## Exercise aim
Check each line of the listing for the string "USDT". Copy those where it appears.

## Supplied records
◆ ◆ ◆ ◆ ◆ ◆ ◆

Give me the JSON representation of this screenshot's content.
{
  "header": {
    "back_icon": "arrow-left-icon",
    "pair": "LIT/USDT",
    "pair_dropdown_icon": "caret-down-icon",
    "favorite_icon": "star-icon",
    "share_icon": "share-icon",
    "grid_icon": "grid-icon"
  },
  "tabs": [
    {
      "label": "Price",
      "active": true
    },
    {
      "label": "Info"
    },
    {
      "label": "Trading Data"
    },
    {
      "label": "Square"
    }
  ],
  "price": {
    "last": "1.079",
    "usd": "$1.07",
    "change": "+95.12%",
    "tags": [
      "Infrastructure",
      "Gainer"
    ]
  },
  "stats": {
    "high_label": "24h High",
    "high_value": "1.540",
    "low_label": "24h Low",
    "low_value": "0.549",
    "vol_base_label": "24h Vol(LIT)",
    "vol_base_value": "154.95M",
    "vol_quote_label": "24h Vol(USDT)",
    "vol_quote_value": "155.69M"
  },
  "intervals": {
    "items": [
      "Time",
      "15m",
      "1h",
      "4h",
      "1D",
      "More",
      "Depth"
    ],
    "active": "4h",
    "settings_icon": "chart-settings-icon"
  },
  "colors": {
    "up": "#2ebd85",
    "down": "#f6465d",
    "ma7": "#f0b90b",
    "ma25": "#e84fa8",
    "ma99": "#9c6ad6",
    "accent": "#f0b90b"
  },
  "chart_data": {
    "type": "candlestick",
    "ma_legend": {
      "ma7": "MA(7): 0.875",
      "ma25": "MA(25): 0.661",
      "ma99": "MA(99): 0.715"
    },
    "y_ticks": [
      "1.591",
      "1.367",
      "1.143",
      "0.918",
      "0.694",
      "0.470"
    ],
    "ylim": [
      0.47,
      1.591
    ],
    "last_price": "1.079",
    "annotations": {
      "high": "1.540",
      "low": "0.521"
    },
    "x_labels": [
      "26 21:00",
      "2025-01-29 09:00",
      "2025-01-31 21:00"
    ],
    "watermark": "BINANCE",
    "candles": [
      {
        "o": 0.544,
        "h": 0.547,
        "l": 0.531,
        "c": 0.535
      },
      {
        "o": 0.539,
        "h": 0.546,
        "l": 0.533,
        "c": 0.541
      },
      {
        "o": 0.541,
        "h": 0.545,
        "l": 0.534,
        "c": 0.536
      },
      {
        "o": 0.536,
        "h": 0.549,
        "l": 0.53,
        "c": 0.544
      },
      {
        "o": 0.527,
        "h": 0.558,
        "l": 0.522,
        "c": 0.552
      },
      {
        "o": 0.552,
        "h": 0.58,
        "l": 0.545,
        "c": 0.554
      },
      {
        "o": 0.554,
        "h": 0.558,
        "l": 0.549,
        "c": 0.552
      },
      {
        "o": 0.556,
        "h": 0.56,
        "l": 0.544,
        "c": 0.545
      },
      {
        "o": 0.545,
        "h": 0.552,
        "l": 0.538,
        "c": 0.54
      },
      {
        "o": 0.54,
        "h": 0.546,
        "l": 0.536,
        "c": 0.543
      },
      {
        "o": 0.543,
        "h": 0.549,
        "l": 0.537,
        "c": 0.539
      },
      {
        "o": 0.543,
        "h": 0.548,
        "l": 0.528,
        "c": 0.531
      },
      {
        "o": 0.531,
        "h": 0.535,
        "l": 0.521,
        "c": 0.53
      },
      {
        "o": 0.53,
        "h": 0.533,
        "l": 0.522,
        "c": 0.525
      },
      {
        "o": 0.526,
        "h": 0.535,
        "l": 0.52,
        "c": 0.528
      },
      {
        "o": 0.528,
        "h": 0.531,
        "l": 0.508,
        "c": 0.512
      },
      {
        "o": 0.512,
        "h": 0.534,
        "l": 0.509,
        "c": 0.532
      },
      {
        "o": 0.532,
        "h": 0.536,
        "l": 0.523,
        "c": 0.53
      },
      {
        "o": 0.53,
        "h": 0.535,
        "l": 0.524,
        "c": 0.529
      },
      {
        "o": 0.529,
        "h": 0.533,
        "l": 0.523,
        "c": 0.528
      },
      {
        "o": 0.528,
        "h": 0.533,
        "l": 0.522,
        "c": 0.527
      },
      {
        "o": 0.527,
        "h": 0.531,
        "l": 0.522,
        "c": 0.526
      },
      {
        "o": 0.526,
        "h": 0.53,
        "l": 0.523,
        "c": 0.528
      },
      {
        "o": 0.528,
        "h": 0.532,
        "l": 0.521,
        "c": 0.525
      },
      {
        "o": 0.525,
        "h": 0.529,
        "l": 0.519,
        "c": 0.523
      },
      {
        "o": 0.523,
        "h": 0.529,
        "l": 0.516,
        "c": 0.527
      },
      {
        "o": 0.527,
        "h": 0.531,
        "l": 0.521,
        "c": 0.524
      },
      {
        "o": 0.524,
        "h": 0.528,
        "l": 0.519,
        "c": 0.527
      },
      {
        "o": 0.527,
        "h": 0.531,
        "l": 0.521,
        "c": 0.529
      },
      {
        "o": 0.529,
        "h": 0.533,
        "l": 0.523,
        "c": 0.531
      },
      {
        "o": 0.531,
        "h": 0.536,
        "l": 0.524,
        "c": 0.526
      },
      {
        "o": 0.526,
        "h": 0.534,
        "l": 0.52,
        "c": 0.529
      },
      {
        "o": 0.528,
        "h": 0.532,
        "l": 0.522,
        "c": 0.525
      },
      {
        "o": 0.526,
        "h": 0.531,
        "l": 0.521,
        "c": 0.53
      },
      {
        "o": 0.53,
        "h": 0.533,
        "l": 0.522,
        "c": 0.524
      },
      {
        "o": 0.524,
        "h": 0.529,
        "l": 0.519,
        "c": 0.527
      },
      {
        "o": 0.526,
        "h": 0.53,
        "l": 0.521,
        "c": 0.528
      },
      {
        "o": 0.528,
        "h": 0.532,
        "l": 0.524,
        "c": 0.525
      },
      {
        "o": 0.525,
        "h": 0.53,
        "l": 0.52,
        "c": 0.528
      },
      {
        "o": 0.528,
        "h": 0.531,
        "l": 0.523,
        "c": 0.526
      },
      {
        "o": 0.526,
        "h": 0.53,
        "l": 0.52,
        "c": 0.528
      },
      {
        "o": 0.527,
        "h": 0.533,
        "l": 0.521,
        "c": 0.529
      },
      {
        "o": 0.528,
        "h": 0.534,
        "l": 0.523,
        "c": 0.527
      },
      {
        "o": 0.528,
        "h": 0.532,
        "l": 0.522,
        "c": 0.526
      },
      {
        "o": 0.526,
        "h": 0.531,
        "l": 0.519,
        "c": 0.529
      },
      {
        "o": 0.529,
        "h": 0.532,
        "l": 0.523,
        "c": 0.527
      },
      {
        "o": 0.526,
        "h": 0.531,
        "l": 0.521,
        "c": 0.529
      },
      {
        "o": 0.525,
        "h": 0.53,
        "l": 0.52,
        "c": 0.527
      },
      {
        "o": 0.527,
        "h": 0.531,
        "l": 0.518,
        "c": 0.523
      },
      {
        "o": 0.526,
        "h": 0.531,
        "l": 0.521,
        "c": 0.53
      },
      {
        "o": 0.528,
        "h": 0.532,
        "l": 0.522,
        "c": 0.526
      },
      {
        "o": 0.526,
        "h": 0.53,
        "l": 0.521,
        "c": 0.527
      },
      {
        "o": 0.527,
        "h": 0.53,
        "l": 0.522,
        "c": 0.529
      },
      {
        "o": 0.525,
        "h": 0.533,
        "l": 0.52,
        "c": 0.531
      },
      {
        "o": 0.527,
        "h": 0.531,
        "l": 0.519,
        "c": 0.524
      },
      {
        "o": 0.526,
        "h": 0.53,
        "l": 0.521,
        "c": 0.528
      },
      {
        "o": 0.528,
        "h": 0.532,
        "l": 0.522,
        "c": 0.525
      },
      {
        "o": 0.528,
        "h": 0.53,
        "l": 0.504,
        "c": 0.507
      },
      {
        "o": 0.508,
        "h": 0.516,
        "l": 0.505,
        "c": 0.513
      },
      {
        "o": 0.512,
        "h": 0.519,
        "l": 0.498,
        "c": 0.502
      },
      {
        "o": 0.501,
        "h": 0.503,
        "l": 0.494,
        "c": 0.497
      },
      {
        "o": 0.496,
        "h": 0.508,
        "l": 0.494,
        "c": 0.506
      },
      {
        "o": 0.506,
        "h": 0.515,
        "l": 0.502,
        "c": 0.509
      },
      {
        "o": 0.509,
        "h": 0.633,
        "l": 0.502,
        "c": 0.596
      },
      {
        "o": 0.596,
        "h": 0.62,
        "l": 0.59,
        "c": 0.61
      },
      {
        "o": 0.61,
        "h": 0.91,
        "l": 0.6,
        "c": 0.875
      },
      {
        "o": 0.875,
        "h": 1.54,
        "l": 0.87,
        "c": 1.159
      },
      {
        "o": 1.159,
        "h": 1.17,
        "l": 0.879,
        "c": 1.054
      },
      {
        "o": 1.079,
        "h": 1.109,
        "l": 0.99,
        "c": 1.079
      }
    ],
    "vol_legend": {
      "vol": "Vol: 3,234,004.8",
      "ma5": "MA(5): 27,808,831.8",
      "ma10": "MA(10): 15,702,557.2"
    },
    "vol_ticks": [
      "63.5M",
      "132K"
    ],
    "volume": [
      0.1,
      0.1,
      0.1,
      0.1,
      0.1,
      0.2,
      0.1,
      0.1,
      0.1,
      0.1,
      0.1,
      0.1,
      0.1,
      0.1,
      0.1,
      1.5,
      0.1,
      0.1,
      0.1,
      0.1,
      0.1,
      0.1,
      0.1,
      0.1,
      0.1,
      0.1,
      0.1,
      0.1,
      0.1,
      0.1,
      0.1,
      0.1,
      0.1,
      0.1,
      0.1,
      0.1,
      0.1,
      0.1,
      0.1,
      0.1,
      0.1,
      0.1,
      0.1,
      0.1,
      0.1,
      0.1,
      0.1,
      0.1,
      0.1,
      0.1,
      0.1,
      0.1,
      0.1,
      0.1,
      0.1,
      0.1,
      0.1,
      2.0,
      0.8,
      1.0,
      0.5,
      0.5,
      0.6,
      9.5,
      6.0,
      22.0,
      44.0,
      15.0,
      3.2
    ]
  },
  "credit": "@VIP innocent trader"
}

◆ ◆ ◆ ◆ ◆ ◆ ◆

## Reply to the exercise
    "pair": "LIT/USDT",
    "vol_quote_label": "24h Vol(USDT)",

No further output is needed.